By July 1851, Victoria's first gold rush had begun on the Clunes goldfield. In August, the gold rush had spread to include the goldfield at Buninyong (today a suburb of Ballarat) and, by early September 1851, to the nearby goldfield at Ballarat (then known as Yuille's Diggings). This was followed in early September by the goldfield at Castlemaine (then known as Forest Creek and the Mount Alexander Goldfield and the goldfield at Bendigo (then known as Bendigo Creek) in November 1851. Gold, just as in New South Wales, was also found in many other parts of the state. Looking ahead two years in 1854 the Victorian Gold Discovery Committee wrote:
"The discovery of the Victorian Goldfields has converted a remote dependency into a country of world wide fame; it has attracted a population, extraordinary in number, with unprecedented rapidity; it has enhanced the value of property to an enormous extent; it has made this the richest country in the world; and, in less than three years, it has done for this colony the work of an age, and made its impulses felt in the most distant regions of the earth".
When the rush began at Ballarat in 1851, diggers soon realized it was a prosperous goldfield. Lieutenant-Governor, Charles La Trobe visited the site and watched five men uncover 136 ounces of gold in one day. Mount Alexander was even richer than Ballarat. With gold sitting just under the surface, the shallowness allowed diggers to easily unearth gold nuggets. In 7 months, 2.4 million pounds of gold was transported from Mount Alexander to nearby depositories. 
The gold rush caused a huge influx of people from overseas. Australia's total population more than tripled from 430,000 in 1851 to 1.7 million in 1871.  Between 1852 and 1860, 290,000 people migrated to Victoria from the British Isles, 15,000 came from other European countries, and 18,000 emigrated from the United States. Non-European immigrants, however, were unwelcome, especially the Chinese.
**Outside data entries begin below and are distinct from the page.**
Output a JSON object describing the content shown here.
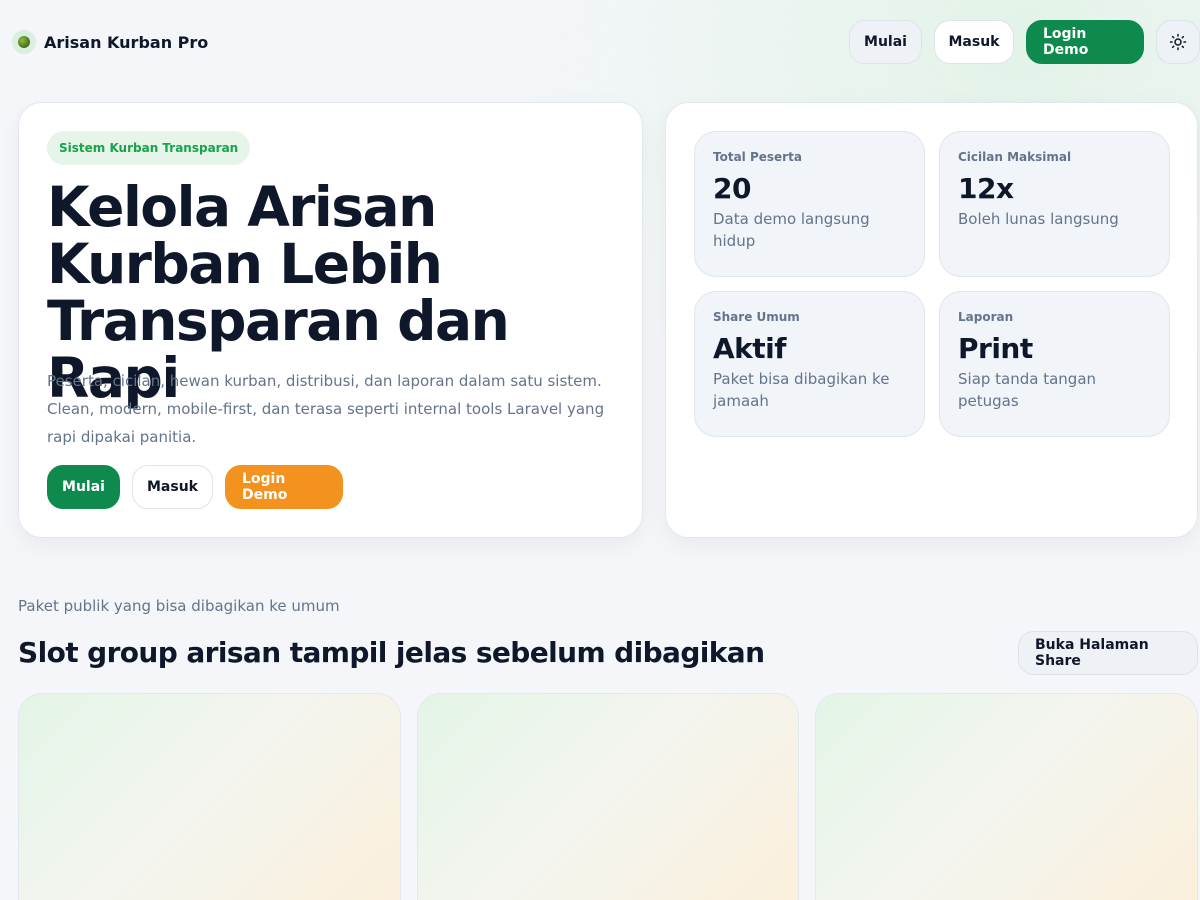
{
  "brand": {
    "name": "Arisan Kurban Pro"
  },
  "nav": {
    "mulai": "Mulai",
    "masuk": "Masuk",
    "login_demo": "Login Demo",
    "theme_icon": "sun-icon"
  },
  "hero": {
    "badge": "Sistem Kurban Transparan",
    "title": "Kelola Arisan Kurban Lebih Transparan dan Rapi",
    "description": "Peserta, cicilan, hewan kurban, distribusi, dan laporan dalam satu sistem. Clean, modern, mobile-first, dan terasa seperti internal tools Laravel yang rapi dipakai panitia.",
    "mulai": "Mulai",
    "masuk": "Masuk",
    "login_demo": "Login Demo"
  },
  "stats": [
    {
      "label": "Total Peserta",
      "value": "20",
      "desc": "Data demo langsung hidup"
    },
    {
      "label": "Cicilan Maksimal",
      "value": "12x",
      "desc": "Boleh lunas langsung"
    },
    {
      "label": "Share Umum",
      "value": "Aktif",
      "desc": "Paket bisa dibagikan ke jamaah"
    },
    {
      "label": "Laporan",
      "value": "Print",
      "desc": "Siap tanda tangan petugas"
    }
  ],
  "section": {
    "kicker": "Paket publik yang bisa dibagikan ke umum",
    "title": "Slot group arisan tampil jelas sebelum dibagikan",
    "share_button": "Buka Halaman Share"
  },
  "colors": {
    "primary_green": "#0f8a4f",
    "accent_orange": "#f3921f",
    "badge_text": "#16a34a"
  }
}
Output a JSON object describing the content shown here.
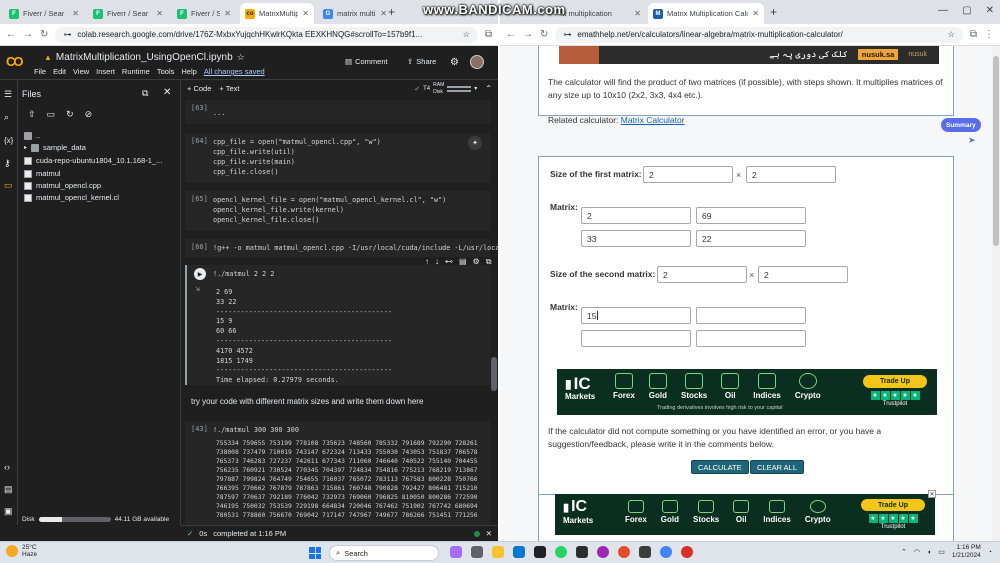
{
  "left_browser": {
    "tabs": [
      {
        "label": "Fiverr / Sear",
        "favicon_color": "#1dbf73"
      },
      {
        "label": "Fiverr / Sear",
        "favicon_color": "#1dbf73"
      },
      {
        "label": "Fiverr / Sear",
        "favicon_color": "#1dbf73"
      },
      {
        "label": "MatrixMultip",
        "favicon_color": "#f9ab00",
        "active": true
      },
      {
        "label": "matrix multi",
        "favicon_color": "#4285f4"
      }
    ],
    "url": "colab.research.google.com/drive/176Z-MxbxYujqchHKwlrKQkta EEXKHNQG#scrollTo=157b9f1...",
    "colab": {
      "logo": "CO",
      "title": "MatrixMultiplication_UsingOpenCl.ipynb",
      "menu": [
        "File",
        "Edit",
        "View",
        "Insert",
        "Runtime",
        "Tools",
        "Help"
      ],
      "saved_status": "All changes saved",
      "comment_label": "Comment",
      "share_label": "Share",
      "add_code_label": "+ Code",
      "add_text_label": "+ Text",
      "runtime_badge": "T4",
      "ram_label": "RAM",
      "disk_label": "Disk",
      "files_title": "Files",
      "file_tree": [
        {
          "name": "..",
          "type": "folder"
        },
        {
          "name": "sample_data",
          "type": "folder"
        },
        {
          "name": "cuda-repo-ubuntu1804_10.1.168-1_...",
          "type": "file"
        },
        {
          "name": "matmul",
          "type": "file"
        },
        {
          "name": "matmul_opencl.cpp",
          "type": "file"
        },
        {
          "name": "matmul_opencl_kernel.cl",
          "type": "file"
        }
      ],
      "disk_text": "Disk",
      "disk_available": "44.11 GB available",
      "disk_used_fraction": 0.32,
      "cells": [
        {
          "num": "[63]",
          "code": "..."
        },
        {
          "num": "[64]",
          "lines": [
            "cpp_file = open(\"matmul_opencl.cpp\", \"w\")",
            "cpp_file.write(util)",
            "cpp_file.write(main)",
            "cpp_file.close()"
          ]
        },
        {
          "num": "[65]",
          "lines": [
            "opencl_kernel_file = open(\"matmul_opencl_kernel.cl\", \"w\")",
            "opencl_kernel_file.write(kernel)",
            "opencl_kernel_file.close()"
          ]
        },
        {
          "num": "[66]",
          "code": "!g++ -o matmul matmul_opencl.cpp -I/usr/local/cuda/include -L/usr/local"
        },
        {
          "num": "",
          "code": "!./matmul 2 2 2"
        }
      ],
      "run_output": [
        "2 69",
        "33 22",
        "-------------------------------------------",
        "15 9",
        "60 66",
        "-------------------------------------------",
        "4170 4572",
        "1815 1749",
        "-------------------------------------------",
        "Time elapsed: 0.27979 seconds."
      ],
      "text_cell": "try your code with different matrix sizes and write them down here",
      "cell_43": {
        "num": "[43]",
        "code": "!./matmul 300 300 300"
      },
      "big_output": [
        "755334 759655 753199 778108 735623 748560 785332 791689 792290 728261",
        "738008 737479 710019 743147 672324 713433 755030 743053 751837 706578",
        "765373 746283 727237 742611 677343 711060 746640 740522 755140 704455",
        "756235 760921 730524 770345 704397 724834 754816 775213 768219 713867",
        "797887 799824 764749 754655 716037 765072 783113 767583 800228 750766",
        "766395 770662 767879 787863 715861 760748 790828 792427 806481 715210",
        "787597 770637 792189 776042 732973 769060 796825 810050 800286 772590",
        "746195 750032 753539 729198 664834 720046 767462 751902 767742 680694",
        "780531 778860 756670 769042 717147 747967 749677 786266 751451 771256"
      ],
      "status_text": "completed at 1:16 PM",
      "status_time": "0s"
    }
  },
  "right_browser": {
    "watermark": "www.BANDICAM.com",
    "tabs": [
      {
        "label": "ix multiplication",
        "favicon_color": "#4285f4"
      },
      {
        "label": "Matrix Multiplication Calculator",
        "favicon_color": "#1a5ea8",
        "active": true
      }
    ],
    "url": "emathhelp.net/en/calculators/linear-algebra/matrix-multiplication-calculator/",
    "top_ad": {
      "text": "کلک کی دوری پہ ہے",
      "brand": "nusuk.sa",
      "brand2": "nusuk"
    },
    "description": "The calculator will find the product of two matrices (if possible), with steps shown. It multiplies matrices of any size up to 10x10 (2x2, 3x3, 4x4 etc.).",
    "related_label": "Related calculator:",
    "related_link": "Matrix Calculator",
    "summary_badge": "Summary",
    "first_size_label": "Size of the first matrix:",
    "first_size": [
      "2",
      "2"
    ],
    "first_matrix_label": "Matrix:",
    "first_matrix": [
      [
        "2",
        "69"
      ],
      [
        "33",
        "22"
      ]
    ],
    "second_size_label": "Size of the second matrix:",
    "second_size": [
      "2",
      "2"
    ],
    "second_matrix_label": "Matrix:",
    "second_matrix": [
      [
        "15",
        ""
      ],
      [
        "",
        ""
      ]
    ],
    "times_symbol": "×",
    "ad": {
      "brand": "IC",
      "brand_sub": "Markets",
      "items": [
        "Forex",
        "Gold",
        "Stocks",
        "Oil",
        "Indices",
        "Crypto"
      ],
      "tagline": "Trading derivatives involves high risk to your capital",
      "cta": "Trade Up",
      "trust": "Trustpilot",
      "stars": [
        "★",
        "★",
        "★",
        "★",
        "★"
      ]
    },
    "feedback_note": "If the calculator did not compute something or you have identified an error, or you have a suggestion/feedback, please write it in the comments below.",
    "calculate_label": "CALCULATE",
    "clear_label": "CLEAR ALL"
  },
  "taskbar": {
    "temp": "25°C",
    "weather": "Haze",
    "search_placeholder": "Search",
    "time": "1:16 PM",
    "date": "1/21/2024"
  },
  "colors": {
    "colab_bg": "#1f1f1f",
    "accent_blue": "#1a5ea8",
    "button_teal": "#1f6678",
    "ad_green": "#0a2e1f"
  }
}
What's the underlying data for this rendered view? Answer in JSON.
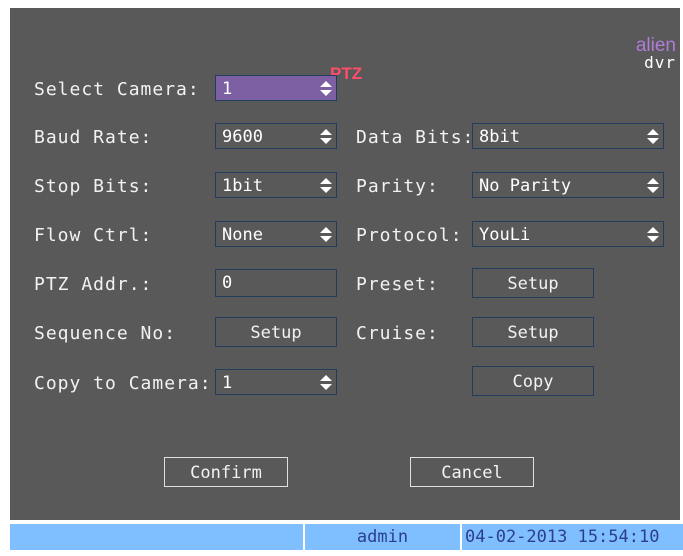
{
  "title": "PTZ",
  "logo": {
    "line1": "alien",
    "line2": "dvr"
  },
  "labels": {
    "select_camera": "Select Camera:",
    "baud_rate": "Baud Rate:",
    "data_bits": "Data Bits:",
    "stop_bits": "Stop Bits:",
    "parity": "Parity:",
    "flow_ctrl": "Flow Ctrl:",
    "protocol": "Protocol:",
    "ptz_addr": "PTZ Addr.:",
    "preset": "Preset:",
    "sequence_no": "Sequence No:",
    "cruise": "Cruise:",
    "copy_to_camera": "Copy to Camera:"
  },
  "values": {
    "select_camera": "1",
    "baud_rate": "9600",
    "data_bits": "8bit",
    "stop_bits": "1bit",
    "parity": "No Parity",
    "flow_ctrl": "None",
    "protocol": "YouLi",
    "ptz_addr": "0",
    "copy_to_camera": "1"
  },
  "buttons": {
    "preset_setup": "Setup",
    "sequence_setup": "Setup",
    "cruise_setup": "Setup",
    "copy": "Copy",
    "confirm": "Confirm",
    "cancel": "Cancel"
  },
  "status": {
    "user": "admin",
    "datetime": "04-02-2013 15:54:10"
  },
  "colors": {
    "panel": "#595959",
    "title": "#ff4d6a",
    "selected_field": "#7d5fa3",
    "status_bar": "#7fbfff"
  }
}
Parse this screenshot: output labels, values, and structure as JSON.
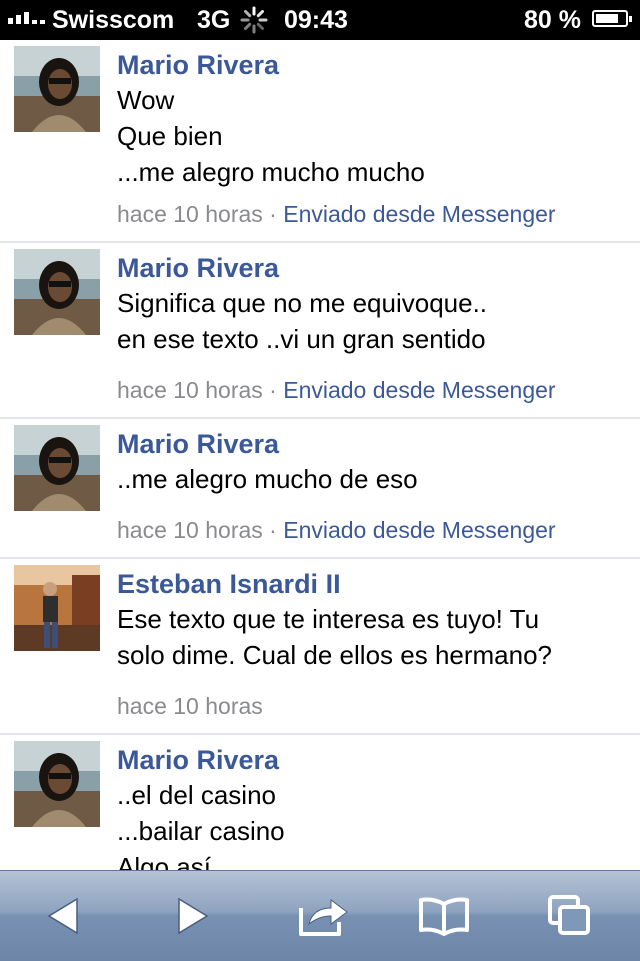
{
  "status_bar": {
    "carrier": "Swisscom",
    "network": "3G",
    "time": "09:43",
    "battery_percent_label": "80 %",
    "battery_level": 0.8
  },
  "posts": [
    {
      "author": "Mario Rivera",
      "lines": [
        "Wow",
        "Que bien",
        "...me alegro mucho mucho"
      ],
      "time": "hace 10 horas",
      "separator": "·",
      "via": "Enviado desde Messenger"
    },
    {
      "author": "Mario Rivera",
      "lines": [
        "Significa que no me equivoque..",
        "en ese texto ..vi un gran sentido"
      ],
      "time": "hace 10 horas",
      "separator": "·",
      "via": "Enviado desde Messenger"
    },
    {
      "author": "Mario Rivera",
      "lines": [
        "..me alegro mucho de eso"
      ],
      "time": "hace 10 horas",
      "separator": "·",
      "via": "Enviado desde Messenger"
    },
    {
      "author": "Esteban Isnardi II",
      "lines": [
        "Ese texto que te interesa es tuyo! Tu",
        "solo dime. Cual de ellos es hermano?"
      ],
      "time": "hace 10 horas"
    },
    {
      "author": "Mario Rivera",
      "lines": [
        "..el del casino",
        "...bailar casino",
        "Algo así"
      ]
    }
  ],
  "toolbar": {
    "icons": [
      "back-arrow-icon",
      "forward-arrow-icon",
      "share-icon",
      "bookmarks-icon",
      "tabs-icon"
    ]
  }
}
This very rare volume of dispatches and reports on the newly discovered gold fields in New South Wales contains a wealth of information on the geology, stratigraphy, mineralogy, development of the first deposits, growth of the region, expansion into other areas, attempts to control immigration and other reports. The reports also contain a wealth of information on  returns and memos detailing the history of the discovery of gold in Victoria, including documents that record the dates and locations of the finds, the number of licenses issued, the quantity and value of the finds. There are also documents recording the incidental consequences of the finds, including the number of immigrants to Victoria drawn there by the gold, the number of extra Government Commissioners and Police required to maintain order, and details of the gold escort system that took the gold from the fields to the treasury in Melbourne.